## About this exercise
Starting at the first line and ending at the last, repeat the material word for word.

Top of Data section

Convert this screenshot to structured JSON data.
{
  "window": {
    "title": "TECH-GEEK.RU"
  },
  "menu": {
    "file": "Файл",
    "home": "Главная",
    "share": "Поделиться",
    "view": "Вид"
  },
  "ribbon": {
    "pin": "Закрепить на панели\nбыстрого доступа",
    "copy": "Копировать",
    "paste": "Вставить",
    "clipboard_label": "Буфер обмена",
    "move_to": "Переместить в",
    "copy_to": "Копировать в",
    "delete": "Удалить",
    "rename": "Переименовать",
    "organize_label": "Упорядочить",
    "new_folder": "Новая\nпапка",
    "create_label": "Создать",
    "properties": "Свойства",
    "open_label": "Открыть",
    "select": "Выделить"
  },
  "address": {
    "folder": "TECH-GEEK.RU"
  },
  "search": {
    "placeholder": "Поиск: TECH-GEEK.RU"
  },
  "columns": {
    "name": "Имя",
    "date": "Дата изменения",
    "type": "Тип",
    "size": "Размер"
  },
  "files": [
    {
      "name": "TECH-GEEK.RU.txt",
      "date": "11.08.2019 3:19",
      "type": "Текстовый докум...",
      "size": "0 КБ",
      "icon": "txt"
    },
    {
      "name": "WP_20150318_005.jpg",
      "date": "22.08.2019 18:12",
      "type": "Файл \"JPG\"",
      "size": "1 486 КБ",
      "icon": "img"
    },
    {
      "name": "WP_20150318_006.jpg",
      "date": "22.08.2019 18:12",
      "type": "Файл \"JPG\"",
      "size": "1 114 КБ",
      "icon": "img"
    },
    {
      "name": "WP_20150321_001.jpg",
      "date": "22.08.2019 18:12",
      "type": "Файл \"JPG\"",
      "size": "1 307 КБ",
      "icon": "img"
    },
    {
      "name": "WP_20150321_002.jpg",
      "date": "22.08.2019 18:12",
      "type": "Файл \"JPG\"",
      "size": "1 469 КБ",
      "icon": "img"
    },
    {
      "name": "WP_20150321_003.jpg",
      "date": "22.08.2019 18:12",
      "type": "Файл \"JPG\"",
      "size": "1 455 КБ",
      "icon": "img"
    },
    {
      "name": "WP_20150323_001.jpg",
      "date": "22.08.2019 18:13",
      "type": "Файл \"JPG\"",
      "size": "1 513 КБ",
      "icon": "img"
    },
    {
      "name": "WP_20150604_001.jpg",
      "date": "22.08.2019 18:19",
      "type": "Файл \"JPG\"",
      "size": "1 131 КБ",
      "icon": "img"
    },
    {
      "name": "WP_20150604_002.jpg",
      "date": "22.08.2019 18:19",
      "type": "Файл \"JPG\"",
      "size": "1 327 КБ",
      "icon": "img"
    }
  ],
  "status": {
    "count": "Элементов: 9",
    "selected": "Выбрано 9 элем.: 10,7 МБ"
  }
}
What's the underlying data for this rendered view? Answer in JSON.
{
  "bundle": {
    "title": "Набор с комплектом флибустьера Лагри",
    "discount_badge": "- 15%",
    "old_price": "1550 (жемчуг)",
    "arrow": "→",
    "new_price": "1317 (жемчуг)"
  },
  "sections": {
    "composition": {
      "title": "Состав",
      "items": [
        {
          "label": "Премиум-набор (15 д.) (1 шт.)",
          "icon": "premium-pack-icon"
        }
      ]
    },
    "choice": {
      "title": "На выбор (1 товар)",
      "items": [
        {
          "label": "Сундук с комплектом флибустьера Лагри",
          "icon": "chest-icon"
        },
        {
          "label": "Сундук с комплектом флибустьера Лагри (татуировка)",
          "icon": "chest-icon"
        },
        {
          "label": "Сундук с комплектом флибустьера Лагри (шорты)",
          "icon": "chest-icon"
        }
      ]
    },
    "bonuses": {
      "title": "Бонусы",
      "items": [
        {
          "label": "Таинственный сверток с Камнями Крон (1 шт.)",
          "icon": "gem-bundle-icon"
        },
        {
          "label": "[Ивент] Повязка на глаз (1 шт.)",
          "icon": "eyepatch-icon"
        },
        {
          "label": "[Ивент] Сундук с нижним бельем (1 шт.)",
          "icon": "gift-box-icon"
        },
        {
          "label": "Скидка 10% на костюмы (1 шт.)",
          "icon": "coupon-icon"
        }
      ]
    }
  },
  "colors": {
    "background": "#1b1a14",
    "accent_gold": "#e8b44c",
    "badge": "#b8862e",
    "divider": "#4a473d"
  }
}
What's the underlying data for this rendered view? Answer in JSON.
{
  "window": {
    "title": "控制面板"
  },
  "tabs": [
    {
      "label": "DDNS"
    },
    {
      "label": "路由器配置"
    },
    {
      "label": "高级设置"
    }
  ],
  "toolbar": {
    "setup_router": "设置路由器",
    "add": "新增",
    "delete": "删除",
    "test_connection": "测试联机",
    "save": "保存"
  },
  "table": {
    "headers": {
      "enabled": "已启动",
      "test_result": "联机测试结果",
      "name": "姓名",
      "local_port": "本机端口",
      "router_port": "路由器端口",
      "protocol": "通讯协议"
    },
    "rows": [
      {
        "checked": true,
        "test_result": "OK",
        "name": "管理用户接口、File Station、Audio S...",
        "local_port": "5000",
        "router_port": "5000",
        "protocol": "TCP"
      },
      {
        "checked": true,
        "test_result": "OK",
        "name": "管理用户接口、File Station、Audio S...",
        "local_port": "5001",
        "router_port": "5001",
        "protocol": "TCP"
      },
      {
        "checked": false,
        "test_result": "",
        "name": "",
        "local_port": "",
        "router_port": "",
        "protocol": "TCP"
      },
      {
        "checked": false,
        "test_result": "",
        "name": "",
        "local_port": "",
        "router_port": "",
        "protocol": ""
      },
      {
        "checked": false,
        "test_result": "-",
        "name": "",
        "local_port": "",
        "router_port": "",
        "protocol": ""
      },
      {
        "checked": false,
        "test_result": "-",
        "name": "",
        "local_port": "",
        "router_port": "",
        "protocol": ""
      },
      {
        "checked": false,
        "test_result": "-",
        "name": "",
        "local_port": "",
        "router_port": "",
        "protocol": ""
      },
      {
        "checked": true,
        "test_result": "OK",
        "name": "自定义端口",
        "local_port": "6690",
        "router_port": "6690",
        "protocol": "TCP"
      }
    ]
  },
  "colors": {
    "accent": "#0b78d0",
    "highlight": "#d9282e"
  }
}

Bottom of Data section

## Reply to the task
Convert this screenshot to structured JSON data.
{
  "window": {
    "title": "TECH-GEEK.RU"
  },
  "menu": {
    "file": "Файл",
    "home": "Главная",
    "share": "Поделиться",
    "view": "Вид"
  },
  "ribbon": {
    "pin": "Закрепить на панели\nбыстрого доступа",
    "copy": "Копировать",
    "paste": "Вставить",
    "clipboard_label": "Буфер обмена",
    "move_to": "Переместить в",
    "copy_to": "Копировать в",
    "delete": "Удалить",
    "rename": "Переименовать",
    "organize_label": "Упорядочить",
    "new_folder": "Новая\nпапка",
    "create_label": "Создать",
    "properties": "Свойства",
    "open_label": "Открыть",
    "select": "Выделить"
  },
  "address": {
    "folder": "TECH-GEEK.RU"
  },
  "search": {
    "placeholder": "Поиск: TECH-GEEK.RU"
  },
  "columns": {
    "name": "Имя",
    "date": "Дата изменения",
    "type": "Тип",
    "size": "Размер"
  },
  "files": [
    {
      "name": "TECH-GEEK.RU.txt",
      "date": "11.08.2019 3:19",
      "type": "Текстовый докум...",
      "size": "0 КБ",
      "icon": "txt"
    },
    {
      "name": "WP_20150318_005.jpg",
      "date": "22.08.2019 18:12",
      "type": "Файл \"JPG\"",
      "size": "1 486 КБ",
      "icon": "img"
    },
    {
      "name": "WP_20150318_006.jpg",
      "date": "22.08.2019 18:12",
      "type": "Файл \"JPG\"",
      "size": "1 114 КБ",
      "icon": "img"
    },
    {
      "name": "WP_20150321_001.jpg",
      "date": "22.08.2019 18:12",
      "type": "Файл \"JPG\"",
      "size": "1 307 КБ",
      "icon": "img"
    },
    {
      "name": "WP_20150321_002.jpg",
      "date": "22.08.2019 18:12",
      "type": "Файл \"JPG\"",
      "size": "1 469 КБ",
      "icon": "img"
    },
    {
      "name": "WP_20150321_003.jpg",
      "date": "22.08.2019 18:12",
      "type": "Файл \"JPG\"",
      "size": "1 455 КБ",
      "icon": "img"
    },
    {
      "name": "WP_20150323_001.jpg",
      "date": "22.08.2019 18:13",
      "type": "Файл \"JPG\"",
      "size": "1 513 КБ",
      "icon": "img"
    },
    {
      "name": "WP_20150604_001.jpg",
      "date": "22.08.2019 18:19",
      "type": "Файл \"JPG\"",
      "size": "1 131 КБ",
      "icon": "img"
    },
    {
      "name": "WP_20150604_002.jpg",
      "date": "22.08.2019 18:19",
      "type": "Файл \"JPG\"",
      "size": "1 327 КБ",
      "icon": "img"
    }
  ],
  "status": {
    "count": "Элементов: 9",
    "selected": "Выбрано 9 элем.: 10,7 МБ"
  }
}
What's the underlying data for this rendered view? Answer in JSON.
{
  "bundle": {
    "title": "Набор с комплектом флибустьера Лагри",
    "discount_badge": "- 15%",
    "old_price": "1550 (жемчуг)",
    "arrow": "→",
    "new_price": "1317 (жемчуг)"
  },
  "sections": {
    "composition": {
      "title": "Состав",
      "items": [
        {
          "label": "Премиум-набор (15 д.) (1 шт.)",
          "icon": "premium-pack-icon"
        }
      ]
    },
    "choice": {
      "title": "На выбор (1 товар)",
      "items": [
        {
          "label": "Сундук с комплектом флибустьера Лагри",
          "icon": "chest-icon"
        },
        {
          "label": "Сундук с комплектом флибустьера Лагри (татуировка)",
          "icon": "chest-icon"
        },
        {
          "label": "Сундук с комплектом флибустьера Лагри (шорты)",
          "icon": "chest-icon"
        }
      ]
    },
    "bonuses": {
      "title": "Бонусы",
      "items": [
        {
          "label": "Таинственный сверток с Камнями Крон (1 шт.)",
          "icon": "gem-bundle-icon"
        },
        {
          "label": "[Ивент] Повязка на глаз (1 шт.)",
          "icon": "eyepatch-icon"
        },
        {
          "label": "[Ивент] Сундук с нижним бельем (1 шт.)",
          "icon": "gift-box-icon"
        },
        {
          "label": "Скидка 10% на костюмы (1 шт.)",
          "icon": "coupon-icon"
        }
      ]
    }
  },
  "colors": {
    "background": "#1b1a14",
    "accent_gold": "#e8b44c",
    "badge": "#b8862e",
    "divider": "#4a473d"
  }
}
What's the underlying data for this rendered view? Answer in JSON.
{
  "window": {
    "title": "控制面板"
  },
  "tabs": [
    {
      "label": "DDNS"
    },
    {
      "label": "路由器配置"
    },
    {
      "label": "高级设置"
    }
  ],
  "toolbar": {
    "setup_router": "设置路由器",
    "add": "新增",
    "delete": "删除",
    "test_connection": "测试联机",
    "save": "保存"
  },
  "table": {
    "headers": {
      "enabled": "已启动",
      "test_result": "联机测试结果",
      "name": "姓名",
      "local_port": "本机端口",
      "router_port": "路由器端口",
      "protocol": "通讯协议"
    },
    "rows": [
      {
        "checked": true,
        "test_result": "OK",
        "name": "管理用户接口、File Station、Audio S...",
        "local_port": "5000",
        "router_port": "5000",
        "protocol": "TCP"
      },
      {
        "checked": true,
        "test_result": "OK",
        "name": "管理用户接口、File Station、Audio S...",
        "local_port": "5001",
        "router_port": "5001",
        "protocol": "TCP"
      },
      {
        "checked": false,
        "test_result": "",
        "name": "",
        "local_port": "",
        "router_port": "",
        "protocol": "TCP"
      },
      {
        "checked": false,
        "test_result": "",
        "name": "",
        "local_port": "",
        "router_port": "",
        "protocol": ""
      },
      {
        "checked": false,
        "test_result": "-",
        "name": "",
        "local_port": "",
        "router_port": "",
        "protocol": ""
      },
      {
        "checked": false,
        "test_result": "-",
        "name": "",
        "local_port": "",
        "router_port": "",
        "protocol": ""
      },
      {
        "checked": false,
        "test_result": "-",
        "name": "",
        "local_port": "",
        "router_port": "",
        "protocol": ""
      },
      {
        "checked": true,
        "test_result": "OK",
        "name": "自定义端口",
        "local_port": "6690",
        "router_port": "6690",
        "protocol": "TCP"
      }
    ]
  },
  "colors": {
    "accent": "#0b78d0",
    "highlight": "#d9282e"
  }
}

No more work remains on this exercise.